And then we have Phase IIIs. These are my bread and butter. There's a lot of them out there. It's a great tool to move into production. Competition is great, don't get me wrong. It's a beautiful thing. But Phase III allows you to go direct to that small business that has been developing this prototype. The process to award can be as fast as you want it to be. I've gotten 'em done in just a couple weeks time. It really depends on the complexity and how committed you are to getting it done. The beauty of Phase IIIs, there's no limitations. You can award as many Phase IIIs as you want. They can be as long as you want, and for any dollar amount, none of that matters. They do retain their data rights for 20 years. So, I mean technology changes so much in 20 years, we're not gonna care about that. But it's a great way to do it. And so long as that Phase III work derives, extend, or completes work under Phase I or II, then you can move on to a Phase III. And that word derives, you can drive a truck through that, like, so long as the technology derived from that Phase I or Phase II is being used, you can do it. And another important aspect, I always hear people say, "Oh yeah, if the Phase I or Phase II is successful." It doesn't have to be successful. You could have a Phase I awarded today and tomorrow I can award you a Phase III. We don't know if that Phase I's gonna be successful. Or better yet, you could have a Phase I or Phase II that failed miserably, but then someone believes in you and they want you to keep trying. They can award you a Phase III and you can continue on. So that's one of those little fallacies. It's not like prototype OTs, you don't have to be successful. 

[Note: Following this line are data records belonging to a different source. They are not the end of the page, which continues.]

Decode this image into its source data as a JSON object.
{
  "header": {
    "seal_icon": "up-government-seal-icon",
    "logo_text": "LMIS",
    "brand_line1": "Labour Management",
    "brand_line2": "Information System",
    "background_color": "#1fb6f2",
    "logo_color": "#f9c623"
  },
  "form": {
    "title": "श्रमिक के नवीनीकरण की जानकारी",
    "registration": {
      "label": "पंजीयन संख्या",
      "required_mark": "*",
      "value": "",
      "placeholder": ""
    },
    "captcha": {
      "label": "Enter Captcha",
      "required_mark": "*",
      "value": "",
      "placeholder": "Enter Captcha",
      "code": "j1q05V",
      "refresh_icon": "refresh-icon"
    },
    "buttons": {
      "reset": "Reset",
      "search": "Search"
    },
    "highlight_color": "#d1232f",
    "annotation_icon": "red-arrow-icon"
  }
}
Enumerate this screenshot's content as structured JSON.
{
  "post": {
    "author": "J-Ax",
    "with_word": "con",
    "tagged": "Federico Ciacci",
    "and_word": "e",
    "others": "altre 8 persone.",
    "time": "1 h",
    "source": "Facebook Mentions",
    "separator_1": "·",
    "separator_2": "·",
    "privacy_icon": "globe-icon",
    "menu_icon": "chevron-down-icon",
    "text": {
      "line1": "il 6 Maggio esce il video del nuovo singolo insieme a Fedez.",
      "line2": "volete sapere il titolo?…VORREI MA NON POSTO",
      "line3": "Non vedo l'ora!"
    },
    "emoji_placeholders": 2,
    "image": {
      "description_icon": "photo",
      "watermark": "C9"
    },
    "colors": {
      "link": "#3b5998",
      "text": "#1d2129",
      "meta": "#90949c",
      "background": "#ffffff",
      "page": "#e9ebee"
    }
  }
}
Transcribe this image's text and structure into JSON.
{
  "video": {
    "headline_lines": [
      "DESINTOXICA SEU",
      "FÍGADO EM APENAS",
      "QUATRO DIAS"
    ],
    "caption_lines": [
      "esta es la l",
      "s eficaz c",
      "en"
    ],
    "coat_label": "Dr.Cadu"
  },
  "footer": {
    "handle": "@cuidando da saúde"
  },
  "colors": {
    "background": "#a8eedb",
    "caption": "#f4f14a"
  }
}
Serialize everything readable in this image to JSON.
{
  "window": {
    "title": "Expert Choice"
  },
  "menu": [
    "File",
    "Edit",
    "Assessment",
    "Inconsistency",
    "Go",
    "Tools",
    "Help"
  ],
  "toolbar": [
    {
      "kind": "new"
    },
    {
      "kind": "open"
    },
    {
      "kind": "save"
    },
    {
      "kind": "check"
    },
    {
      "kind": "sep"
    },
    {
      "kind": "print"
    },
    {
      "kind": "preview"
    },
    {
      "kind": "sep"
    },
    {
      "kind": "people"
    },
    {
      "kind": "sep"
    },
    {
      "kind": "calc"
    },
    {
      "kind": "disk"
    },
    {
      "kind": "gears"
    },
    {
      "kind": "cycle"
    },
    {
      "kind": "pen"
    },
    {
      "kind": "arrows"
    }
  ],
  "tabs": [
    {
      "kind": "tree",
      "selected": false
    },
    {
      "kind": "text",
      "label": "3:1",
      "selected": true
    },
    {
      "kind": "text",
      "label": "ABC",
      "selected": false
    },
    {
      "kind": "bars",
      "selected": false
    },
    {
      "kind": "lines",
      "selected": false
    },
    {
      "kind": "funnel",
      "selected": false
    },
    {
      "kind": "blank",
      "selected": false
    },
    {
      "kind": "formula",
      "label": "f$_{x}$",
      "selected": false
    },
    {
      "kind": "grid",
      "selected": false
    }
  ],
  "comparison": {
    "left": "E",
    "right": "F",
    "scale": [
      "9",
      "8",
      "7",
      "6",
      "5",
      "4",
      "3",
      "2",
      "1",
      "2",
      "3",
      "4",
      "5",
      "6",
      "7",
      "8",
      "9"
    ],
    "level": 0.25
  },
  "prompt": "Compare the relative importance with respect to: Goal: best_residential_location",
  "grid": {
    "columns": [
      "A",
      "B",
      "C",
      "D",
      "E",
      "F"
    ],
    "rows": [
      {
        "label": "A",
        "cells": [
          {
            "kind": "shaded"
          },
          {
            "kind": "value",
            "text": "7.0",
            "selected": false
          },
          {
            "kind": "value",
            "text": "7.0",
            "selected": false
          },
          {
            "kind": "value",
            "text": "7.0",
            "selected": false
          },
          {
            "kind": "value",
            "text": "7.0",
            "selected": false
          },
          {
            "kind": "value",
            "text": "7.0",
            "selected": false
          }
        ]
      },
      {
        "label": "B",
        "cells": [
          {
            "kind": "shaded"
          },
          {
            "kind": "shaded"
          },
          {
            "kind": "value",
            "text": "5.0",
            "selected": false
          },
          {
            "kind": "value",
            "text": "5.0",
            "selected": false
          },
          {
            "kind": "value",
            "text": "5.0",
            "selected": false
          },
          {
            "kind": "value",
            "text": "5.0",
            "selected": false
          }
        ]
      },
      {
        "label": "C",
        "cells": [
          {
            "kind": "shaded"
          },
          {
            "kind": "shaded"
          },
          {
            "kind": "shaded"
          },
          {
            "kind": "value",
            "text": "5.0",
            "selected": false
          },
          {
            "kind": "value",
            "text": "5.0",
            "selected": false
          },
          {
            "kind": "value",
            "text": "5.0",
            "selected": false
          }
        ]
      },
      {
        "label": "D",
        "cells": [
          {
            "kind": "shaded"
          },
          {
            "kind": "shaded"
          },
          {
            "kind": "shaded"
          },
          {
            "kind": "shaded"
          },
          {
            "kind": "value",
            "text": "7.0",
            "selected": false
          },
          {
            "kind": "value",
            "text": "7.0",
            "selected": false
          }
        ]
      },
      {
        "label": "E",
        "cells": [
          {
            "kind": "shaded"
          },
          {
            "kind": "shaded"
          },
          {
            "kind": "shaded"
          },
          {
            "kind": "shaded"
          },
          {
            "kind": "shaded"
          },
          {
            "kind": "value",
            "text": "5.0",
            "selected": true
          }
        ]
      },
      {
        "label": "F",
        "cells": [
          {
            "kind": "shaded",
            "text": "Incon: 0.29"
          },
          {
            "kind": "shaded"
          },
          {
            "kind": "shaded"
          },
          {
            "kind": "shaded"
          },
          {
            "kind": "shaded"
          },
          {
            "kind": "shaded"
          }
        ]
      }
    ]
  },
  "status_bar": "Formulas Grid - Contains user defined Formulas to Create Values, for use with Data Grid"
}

And this is where it really gets fun for most. decentralized IDIQs, leveraging other people's hard work. So I've done the hard work and I have a lot of decentralized IDIQs that I'm administering right now for SBIR Phase IIIs. They're really great tools to use if you can take advantage of 'em. There's a directory that'll tell you where they all are, but they're great because if someone did all the work up front and they did it really well, it's gonna be super easy for you to place orders. I have one DevSecOps IDIQ, and pretty much everything you can think about is prepriced on the contract. We got small, medium, large teams, we got enablement, we got production, we got training, everything's preprice. So you, basically, don't even need to request a proposal. You can have a project description, identify that B-table pricing, submit it, and you can make an award, 'cause everything's done for you. It can literally be done the same day. So take advantage of those decentralized IDIQs that are out there, I have four of them right now, all focused on autonomy and things of that nature I can share with anyone. 


And then, last but not least, for the industry partners, if you do have SBIRs, I highly recommend you go and you enter them into Ignite. If you're a govie, I highly recommend you set up an account with Vision. Vision is a program management tool and collaboration. Airmen across the Air Force, across all the Services really at this point, have been using it to input their projects. And then what Ignite is doing, it's doing all those words up there, but it's helping match the government's problems with the solutions. So we're always doing market research, we're always trying to find people that can solve our problems. This will say, "Hey govie, you have this problem? I think maybe these vendors might be able to help you solve your solution." So it's only as good as the information that's in it. So I try to promote it as much as possible. Government needs to identify their problems, put it in the system. SIBR Awardees need to identify themselves, put themselves in the system. Everyone benefits from it, it helps the Warfighter. We can just move faster, get things done. It'll be a great. So, if I was king or queen for a day, there are a few things I would change.